Magnesium may be key to calcium’s cancer benefits: study
Researchers from Vanderbilt University found that low ratios of the minerals were associated with reduced risk of colorectal cancer, according to findings presented at the Seventh Annual American Association for Cancer Research International Conference on Frontiers in Cancer Prevention Research.
The potential implications of the results include accounting for the status of both nutrients in individuals before recommending supplementation with one or the other alone.
Colorectal cancer accounts for nine per cent of new cancer cases every year worldwide. The highest incidence rates are in the developed world, while Asia and Africa have the lowest incidence rates.
It remains one of the most curable cancers if diagnosis is made early.
Both high magnesium and calcium levels have been linked to reduced risks of the disease, but studies have also shown that high calcium levels inhibit the absorption of magnesium.
According to Qi Dai, MD, PhD, and co-workers, Americans have high calcium intake, but also a high incidence of colorectal cancer. "If calcium levels were involved alone, you'd expect the opposite direction.
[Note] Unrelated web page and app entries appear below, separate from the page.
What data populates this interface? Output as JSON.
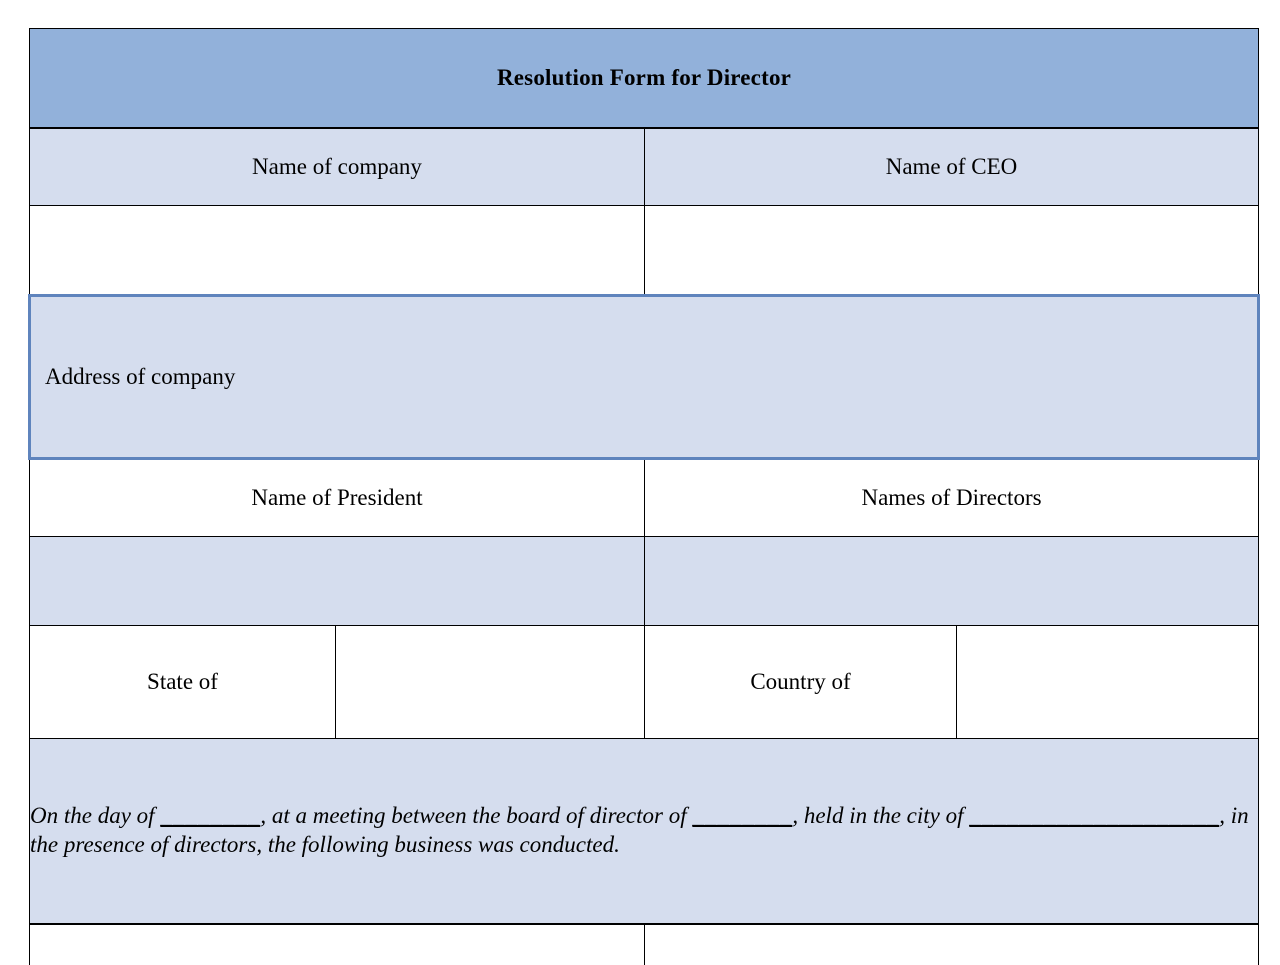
{
  "document": {
    "title": "Resolution Form for Director",
    "colors": {
      "title_header_blue": "#92b1da",
      "cell_fill_blue": "#d5ddee",
      "cell_fill_white": "#ffffff",
      "selection_border_blue": "#5f84bd",
      "grid_line": "#000000"
    }
  },
  "rows": {
    "company_block": {
      "label_left": "Name of company",
      "label_right": "Name of CEO",
      "value_left": "",
      "value_right": ""
    },
    "address_block": {
      "label": "Address of company",
      "value": ""
    },
    "officers_block": {
      "label_left": "Name of President",
      "label_right": "Names of Directors",
      "value_left": "",
      "value_right": ""
    },
    "location_block": {
      "label_state": "State of",
      "value_state": "",
      "label_country": "Country of",
      "value_country": ""
    },
    "resolution_paragraph": {
      "segment_1": "On the day of ",
      "blank_1": "________",
      "segment_2": ", at a meeting between the board of director of ",
      "blank_2": "________",
      "segment_3": ", held in the city of ",
      "blank_3": "____________________",
      "segment_4": ", in the presence of directors, the following business was conducted."
    },
    "next_block": {
      "value_left": "",
      "value_right": ""
    }
  }
}
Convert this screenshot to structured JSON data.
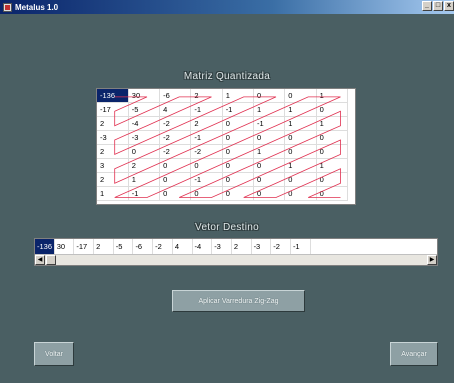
{
  "window": {
    "title": "Metalus 1.0",
    "controls": {
      "minimize": "_",
      "maximize": "□",
      "close": "x"
    }
  },
  "matrix": {
    "title": "Matriz Quantizada",
    "rows": [
      [
        "-136",
        "30",
        "-6",
        "2",
        "1",
        "0",
        "0",
        "1"
      ],
      [
        "-17",
        "-5",
        "4",
        "-1",
        "-1",
        "1",
        "1",
        "0"
      ],
      [
        "2",
        "-4",
        "-2",
        "2",
        "0",
        "-1",
        "1",
        "1"
      ],
      [
        "-3",
        "-3",
        "-2",
        "-1",
        "0",
        "0",
        "0",
        "0"
      ],
      [
        "2",
        "0",
        "-2",
        "-2",
        "0",
        "1",
        "0",
        "0"
      ],
      [
        "3",
        "2",
        "0",
        "0",
        "0",
        "0",
        "1",
        "1"
      ],
      [
        "2",
        "1",
        "0",
        "-1",
        "0",
        "0",
        "0",
        "0"
      ],
      [
        "1",
        "-1",
        "0",
        "0",
        "0",
        "0",
        "0",
        "0"
      ]
    ],
    "zigzag_color": "#e03050"
  },
  "vector": {
    "title": "Vetor Destino",
    "values": [
      "-136",
      "30",
      "-17",
      "2",
      "-5",
      "-6",
      "-2",
      "4",
      "-4",
      "-3",
      "2",
      "-3",
      "-2",
      "-1"
    ]
  },
  "buttons": {
    "zigzag": "Aplicar Varredura Zig-Zag",
    "back": "Voltar",
    "next": "Avançar"
  }
}
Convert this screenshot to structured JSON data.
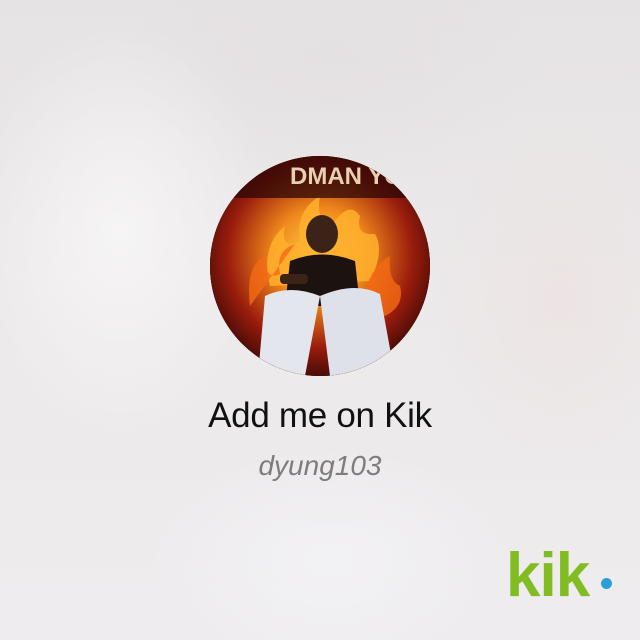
{
  "profile": {
    "avatar_label": "profile-photo",
    "avatar_banner": "DMAN YO",
    "title": "Add me on Kik",
    "username": "dyung103"
  },
  "logo": {
    "text": "kik",
    "brand_color": "#82bc23",
    "dot_color": "#2a9fd8"
  },
  "colors": {
    "background": "#ebe9ea",
    "title": "#111111",
    "username": "#7d7d7d"
  }
}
There may be something about these two factors combined – the ratio of one to the other – that might be at play," said Dai.
At the AACR conference, the researchers report results from a large clinical trial that found indeed that supplementation of calcium only reduced the risk of cancer recurrence if the ratio of calcium to magnesium was low, and remained low during the intervention period.
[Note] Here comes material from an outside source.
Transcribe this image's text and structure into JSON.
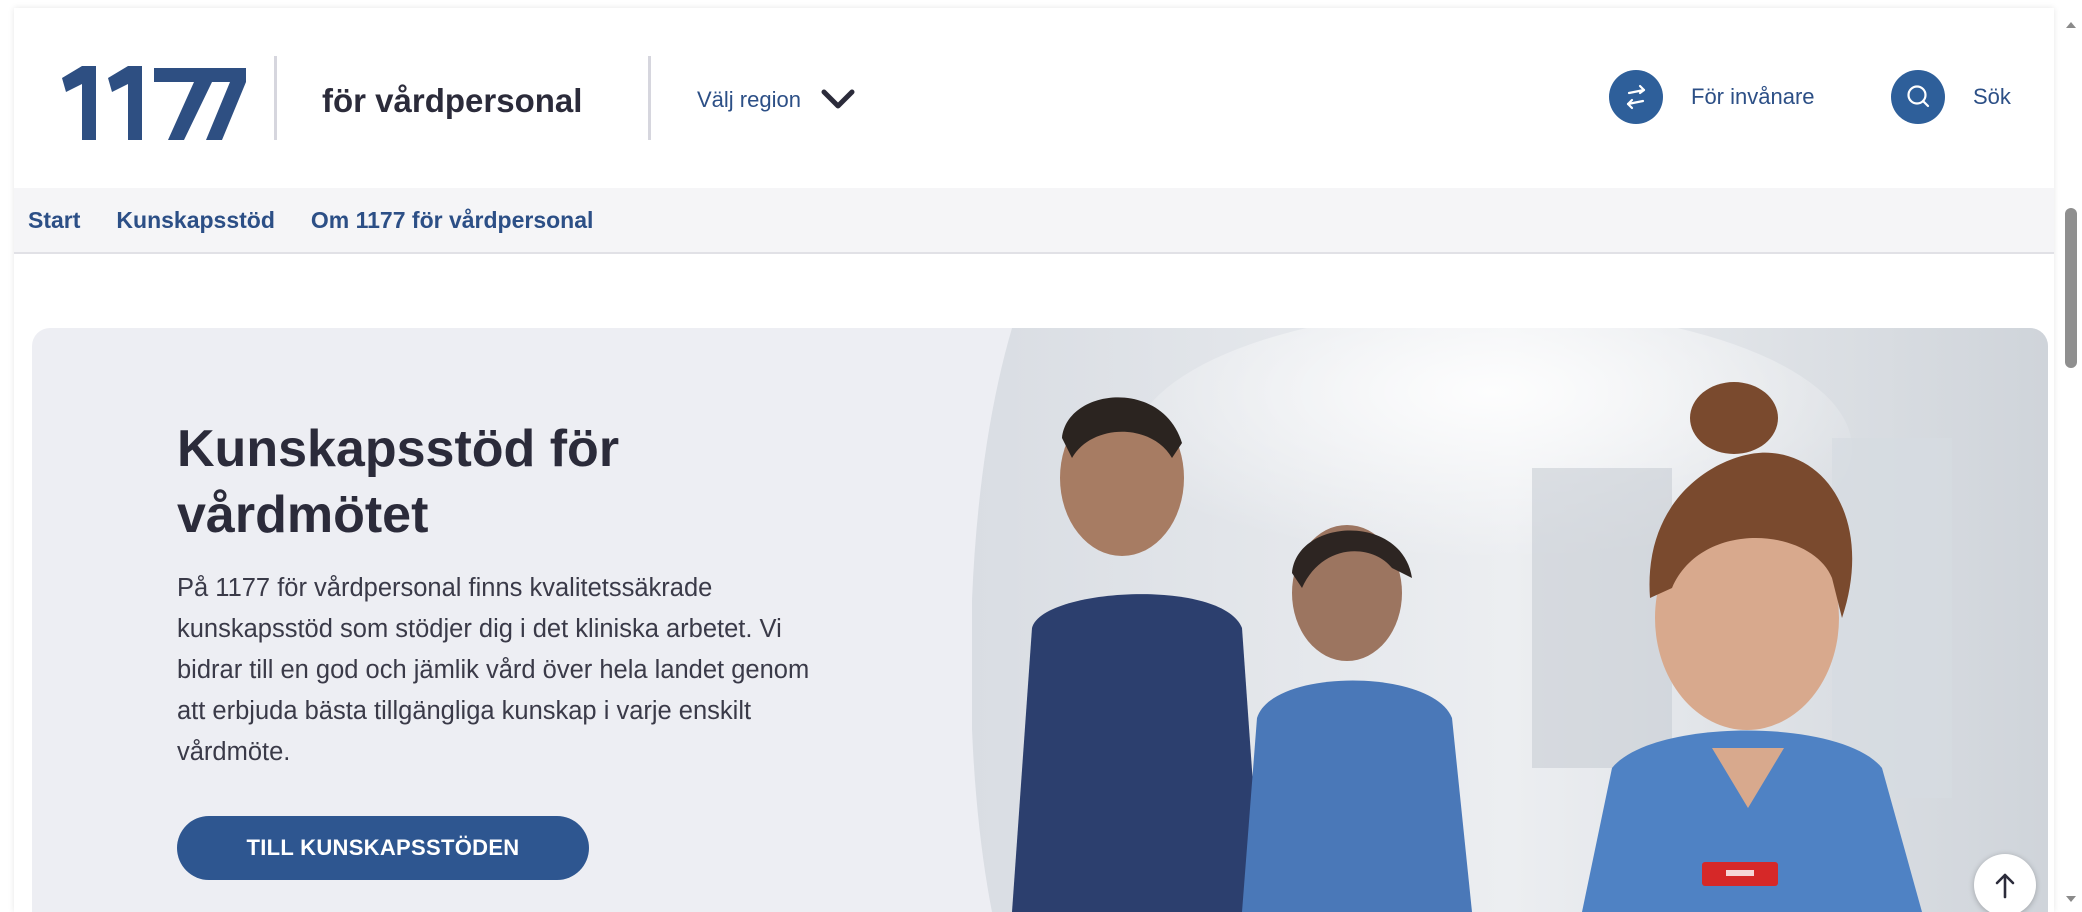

"The risk of colorectal cancer adenoma recurrence was reduced by 32 per cent among those with baseline calcium to magnesium ratio below the median in comparison to no reduction for those above the median," said Dai.
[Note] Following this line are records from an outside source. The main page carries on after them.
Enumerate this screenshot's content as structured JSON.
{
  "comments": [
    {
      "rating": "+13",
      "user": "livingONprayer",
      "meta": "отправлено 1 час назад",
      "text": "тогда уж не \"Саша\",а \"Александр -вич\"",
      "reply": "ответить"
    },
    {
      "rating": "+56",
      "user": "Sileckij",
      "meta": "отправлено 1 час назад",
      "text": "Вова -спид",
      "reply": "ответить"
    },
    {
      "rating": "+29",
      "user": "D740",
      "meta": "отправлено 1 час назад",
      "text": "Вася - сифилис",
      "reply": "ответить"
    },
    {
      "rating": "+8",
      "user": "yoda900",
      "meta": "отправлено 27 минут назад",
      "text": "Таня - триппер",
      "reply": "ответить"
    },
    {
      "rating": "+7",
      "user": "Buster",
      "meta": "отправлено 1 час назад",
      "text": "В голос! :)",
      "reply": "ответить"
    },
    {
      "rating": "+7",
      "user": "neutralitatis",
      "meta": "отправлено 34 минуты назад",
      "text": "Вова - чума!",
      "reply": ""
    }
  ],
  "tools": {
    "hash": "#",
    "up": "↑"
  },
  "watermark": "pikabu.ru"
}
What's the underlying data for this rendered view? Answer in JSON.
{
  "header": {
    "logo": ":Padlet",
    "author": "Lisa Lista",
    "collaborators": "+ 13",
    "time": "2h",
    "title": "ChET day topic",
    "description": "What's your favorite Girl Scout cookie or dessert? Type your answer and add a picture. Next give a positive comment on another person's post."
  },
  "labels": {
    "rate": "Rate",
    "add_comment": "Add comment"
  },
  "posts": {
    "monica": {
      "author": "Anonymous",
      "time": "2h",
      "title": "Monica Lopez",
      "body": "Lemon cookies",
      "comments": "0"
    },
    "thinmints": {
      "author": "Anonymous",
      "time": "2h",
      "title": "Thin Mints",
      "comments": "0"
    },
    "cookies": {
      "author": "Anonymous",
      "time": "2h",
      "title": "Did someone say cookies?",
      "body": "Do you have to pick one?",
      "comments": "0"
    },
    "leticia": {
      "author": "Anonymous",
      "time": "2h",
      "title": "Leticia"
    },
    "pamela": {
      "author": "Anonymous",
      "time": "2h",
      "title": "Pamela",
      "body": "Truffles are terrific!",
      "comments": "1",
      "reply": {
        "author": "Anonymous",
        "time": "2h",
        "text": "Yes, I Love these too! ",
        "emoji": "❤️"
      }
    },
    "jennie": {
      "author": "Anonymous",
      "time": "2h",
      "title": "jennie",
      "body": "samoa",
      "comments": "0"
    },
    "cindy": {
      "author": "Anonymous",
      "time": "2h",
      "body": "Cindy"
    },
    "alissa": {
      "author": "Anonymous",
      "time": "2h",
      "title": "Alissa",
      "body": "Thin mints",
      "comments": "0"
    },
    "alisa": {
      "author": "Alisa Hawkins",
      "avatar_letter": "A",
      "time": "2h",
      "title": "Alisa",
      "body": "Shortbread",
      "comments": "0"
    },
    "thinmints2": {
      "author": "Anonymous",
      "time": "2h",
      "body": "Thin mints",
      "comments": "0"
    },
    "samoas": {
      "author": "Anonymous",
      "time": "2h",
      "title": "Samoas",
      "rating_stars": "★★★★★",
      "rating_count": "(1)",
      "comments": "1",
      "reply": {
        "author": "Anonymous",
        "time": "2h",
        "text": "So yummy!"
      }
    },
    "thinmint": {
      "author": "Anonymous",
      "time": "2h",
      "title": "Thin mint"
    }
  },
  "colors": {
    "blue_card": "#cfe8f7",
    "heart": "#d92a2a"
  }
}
Further research is clearly needed to explore these findings, but they do appear to add to the body of knowledge of how dietary factors affect the risk of colorectal cancer.
A role for vitamin D?
Studies have also reported that a combination of calcium and vitamin D may also have potential benefits in relation to colorectal cancer. However, this area is somewhat controversial, with some studies reporting benefits while others report null results.
Researchers from Emory University in Atlanta and the University of Minnesota reported earlier this year that epidemiological studies supporting vitamin D and calcium for protection against colorectal cancer may be biochemically and biologically plausible.
Studies presented at the American Association for Cancer Research annual meeting in San Diego in April reported that the vitamin-mineral combination may increase levels of a protein called Bax, which plays a role in the controlling programmed cell death (apoptosis) in the colon. Moreover, high levels of calcium and vitamin D together are were also linked to higher levels of E-cadherin, which reportedly plays a role in the movement and proliferation of colon cells
Taken together, the studies add to a small but ever-growing body of research supporting the anti-cancer benefits of vitamin D plus calcium.
Source: Seventh Annual American Association for Cancer Research International Conference on Frontiers in Cancer Prevention ResearchAbstract A62“Magnesium, calcium, and colorectal adenoma recurrence: Results from a randomized trial”Authors: Q. Dai, J. Baron.